In the last two months, though, I’ve been imagining/dreaming again about connecting and learning. This time, not about curating (how to get stuff), but about creating. How am I enabling my students to create music? What essential skills am I teaching them so that they feel secure to wander and make their musical journey? What relationships am I building with them?

While I’m contemplating these things in between teaching, driving, being a mom & wife, I was trying to get to #etmooc archives (I signed on very late!) and had some Java upgrade problems. I tweeted and this is what I got:

In the previous tweet, I told Ben I liked his video on #etmooc homepage “#ETMOOC Is Overwhelming. So, Let’s Make Some Meaning.” Instead of just saying, “Thanks,” he casually invited me to join the conversation – #ILikeConversation. I was nudged to respond, but it was late so I went to bed instead. Next morning, I find a G+ invite from Ben to join Reflective Practice Vlogging community. Naturally intrigued, I accepted the invite and started learning. Surprisingly there were only 40 people in this community. Lurking as the 41st member, I read some convo threads and started watching some vlogs. It was very cool that Ben et al made videos to think together with others. It’s like being f2f, but you’re not. The cool part is that you can respond to someone’s question/idea via vlog. I haven’t had the time to think about making a vlog and it might take me a while, Ben. The concept is brilliant and scary for me. Conversations need to be real and natural, just like how we talked at Educon two years ago, Ben. Just maybe this is what open online community needs!

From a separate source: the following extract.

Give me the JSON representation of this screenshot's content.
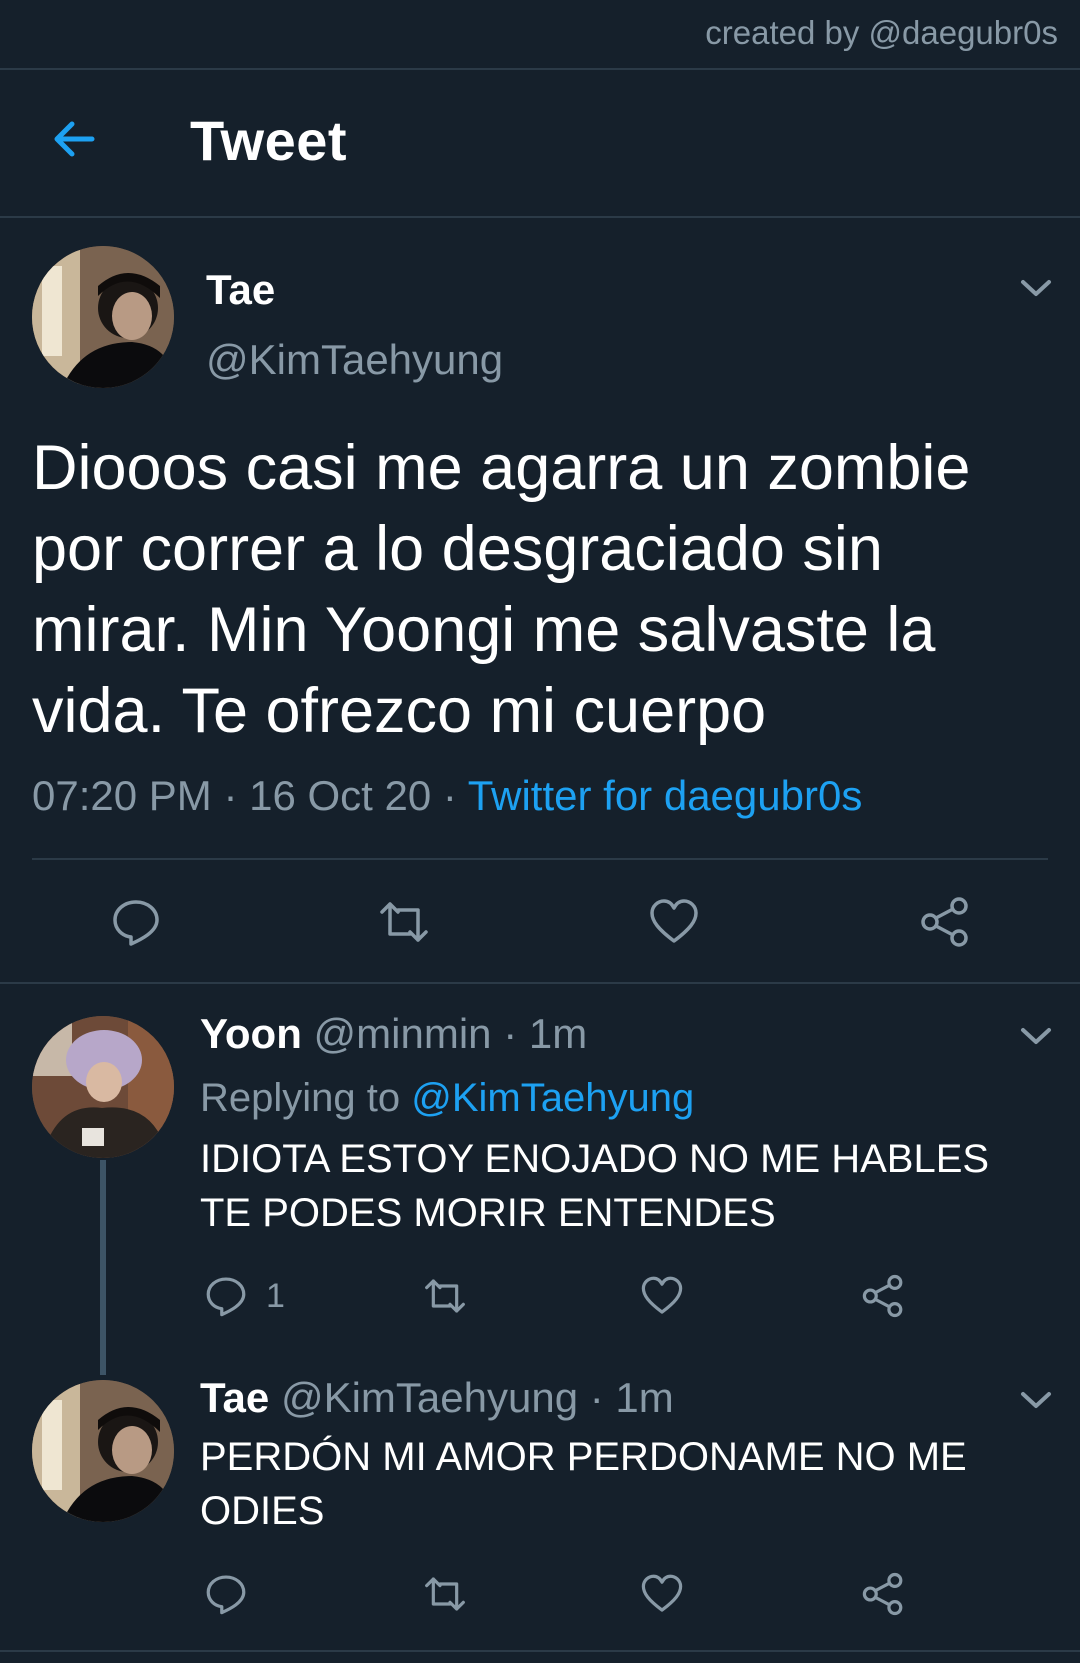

Another push comes from a book I’m reading by Scott Watson, a music teacher who wrote Using Technology to Unlock Musical Creativity. I’ve known Scott to be a great role model as a teacher who enables his students to create music and share with their community. His book reflects his gentle spirit which guides teachers to “allow students to share themselves” (p.6). Thank you, Scott! Can’t wait to read more!

The last push comes from my students. I’ve shared with my middle school students how I’ve started photo-a-day challenge three years ago. I asked them a simple question this January to join me in seeing the good stuff and capturing it as a picture format. A handful of students got excited and started posting their pictures with descriptions on GDoc. So to be a hip teacher, I opened a Tumblr account and started posting pictures. I had no idea what pain it is to customize codes on it! I’m learning codes left and right, learning to add Disqus codes and all. Yesterday, I shared a post with my students giving them photo tips and ended the post with encouraging them to comment on each other’s pictures and having a dialog. Funny, reflecting and conversation found their way here, too!

So after 4 Java updates, I’m finally onto opening some #etmooc archives. I’ll be doing what I can and reflect. Thanks for the poke, push, encouragement, learning!

~Yoon

PS: Submitted my lipdub vid. Did you?